As a physician assistant, I thought perhaps I had an advantage over other firefighter’s wives.  I’ve been trained on how to react in emergencies, explained to wide-eyed patients that the chest pain they felt was not indigestion, sutured gunshot wounds, bloodied numerous pairs of gloves in procedures and surgery, and so thought I was prepared for the life as the wife of a firefighter.  And then, in one moment, this illusion which I clung to was swept away.

It was a simple photo. Taken by his partner in a candid moment after a house fire, then posted to Facebook.  When he first became a firefighter, he would call me on his way home, just to let me know he was still alive, and this habit continued at his new department, after he got off from his shift.  Frequently, his calls come while I am with a patient, so the conversation consists of only a few reassuring words, but it is enough to let me know the world is as it should be.  He is safe for another day.

Like most couples, at the end of the day, we share work stories.

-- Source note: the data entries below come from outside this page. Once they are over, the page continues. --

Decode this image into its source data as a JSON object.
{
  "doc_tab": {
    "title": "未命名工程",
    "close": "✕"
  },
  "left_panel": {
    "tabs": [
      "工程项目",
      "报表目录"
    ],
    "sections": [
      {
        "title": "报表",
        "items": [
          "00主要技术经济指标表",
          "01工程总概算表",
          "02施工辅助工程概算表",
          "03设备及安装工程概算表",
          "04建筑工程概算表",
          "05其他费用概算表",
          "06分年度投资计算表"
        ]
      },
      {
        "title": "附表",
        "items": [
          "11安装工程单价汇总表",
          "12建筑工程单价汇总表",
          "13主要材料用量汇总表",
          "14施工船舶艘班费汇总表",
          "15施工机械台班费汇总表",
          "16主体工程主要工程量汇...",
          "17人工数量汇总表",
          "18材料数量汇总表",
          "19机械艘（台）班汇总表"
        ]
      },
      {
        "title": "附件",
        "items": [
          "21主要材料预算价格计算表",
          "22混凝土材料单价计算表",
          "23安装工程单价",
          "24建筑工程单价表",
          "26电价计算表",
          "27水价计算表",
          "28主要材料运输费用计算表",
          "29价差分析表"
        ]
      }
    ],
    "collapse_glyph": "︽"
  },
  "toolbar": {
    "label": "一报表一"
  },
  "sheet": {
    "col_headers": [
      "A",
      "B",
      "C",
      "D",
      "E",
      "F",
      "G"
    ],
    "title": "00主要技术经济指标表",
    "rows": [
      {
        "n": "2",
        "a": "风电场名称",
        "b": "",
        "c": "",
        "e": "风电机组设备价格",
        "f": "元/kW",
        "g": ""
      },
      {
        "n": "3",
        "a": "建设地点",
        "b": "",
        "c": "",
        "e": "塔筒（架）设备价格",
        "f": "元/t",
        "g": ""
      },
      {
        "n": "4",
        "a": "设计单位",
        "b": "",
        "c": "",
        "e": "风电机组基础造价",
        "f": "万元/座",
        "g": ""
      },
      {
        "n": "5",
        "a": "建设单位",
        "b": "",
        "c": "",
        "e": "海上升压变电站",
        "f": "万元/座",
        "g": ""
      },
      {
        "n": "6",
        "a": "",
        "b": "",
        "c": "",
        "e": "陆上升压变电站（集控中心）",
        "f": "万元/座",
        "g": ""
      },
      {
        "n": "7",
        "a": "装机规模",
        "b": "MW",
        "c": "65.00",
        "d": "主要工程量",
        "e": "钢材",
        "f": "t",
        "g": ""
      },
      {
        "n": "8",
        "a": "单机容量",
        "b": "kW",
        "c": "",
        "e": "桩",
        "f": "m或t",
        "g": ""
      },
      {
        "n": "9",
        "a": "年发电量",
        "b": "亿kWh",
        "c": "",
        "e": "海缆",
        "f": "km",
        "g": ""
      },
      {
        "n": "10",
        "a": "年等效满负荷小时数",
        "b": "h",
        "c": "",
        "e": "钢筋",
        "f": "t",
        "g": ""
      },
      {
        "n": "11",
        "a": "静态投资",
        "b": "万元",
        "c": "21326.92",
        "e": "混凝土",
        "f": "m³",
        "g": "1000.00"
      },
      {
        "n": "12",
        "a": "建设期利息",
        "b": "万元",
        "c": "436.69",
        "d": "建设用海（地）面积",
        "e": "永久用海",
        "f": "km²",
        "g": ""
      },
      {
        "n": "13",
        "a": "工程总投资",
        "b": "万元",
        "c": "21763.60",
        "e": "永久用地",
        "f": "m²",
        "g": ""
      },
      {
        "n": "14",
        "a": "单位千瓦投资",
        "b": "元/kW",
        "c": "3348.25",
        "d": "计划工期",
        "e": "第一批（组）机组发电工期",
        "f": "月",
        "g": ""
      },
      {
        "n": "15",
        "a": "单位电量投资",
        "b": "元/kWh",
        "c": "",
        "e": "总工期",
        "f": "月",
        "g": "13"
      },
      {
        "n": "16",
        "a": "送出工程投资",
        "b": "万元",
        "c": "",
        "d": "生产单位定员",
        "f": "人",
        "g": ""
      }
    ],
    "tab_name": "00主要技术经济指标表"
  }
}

Since he is a paramedic/firefighter, we discuss Patient X, treatments, and transports, and our children are used to dinner table stories of crashes and fires, though most stories have to be edited for little ears.  He will say only “It was a bad one,” and I know it will be a conversation for later after bedtime stories, nighttime prayers, and goodnight kisses.  I have heard so many variations of cases, and somehow this has lulled me into thinking of them as routine, part of the job, just another fire.

On this day, I am between patients, checking Facebook, this picture of him, so unlike most I’ve seen pops up on my screen.  My son has inherited his daddy’s smile, all cheeks and teeth, full of life and laughter, infectious and enthusiastic for all the blessings we are surrounded by, and pictures of my men are lit by these smiles.  But not this picture.

In this picture, he is tired.  The house smolders behind him.  The air is thick with the haze of smoke. The ground in this desert city in which we now live is wet with the efforts of hours, and criss-crossed by hoses.  The uniform which I’ve seen hanging in his locker, is smudged with soot.  The helmet with his name emblazoned across the front is held in one hand, and I can see that he is trying to muster up the energy for that brilliant smile, but he can’t quite manage it.

I have visited each of his fire stations, trying to nod knowledgeably as he points out gleaming rows of knobs and levers on the fire trucks, listened to explanations of all the safety equipment and training, shook hands with his station mates, but, of course, I’ve never been on scene.

Never seen the fires raging, smoke billowing, men and women moving in concert to save lives and homes.  Never seen this man, who gave up a lucrative position to go back to school for his 3rd career finally doing what he loves, look like this.  This man whom I met as a boy, who asked to hold my hand 3 babies ago, who loves being a firefighter because he can help people, looks out at the camera, and I finally see him, in his element, and my heart contracts in fear.

I am a firefighter’s wife.  I thought I knew what that meant until this photo.  And later, when I get that call, that tells me he is home, and safe. . .I know it is only for today.  And I pray, with renewed urgency for strength to a merciful God and His blessed mother, that I and all the other partners of firefighters, continue to receive that call.Image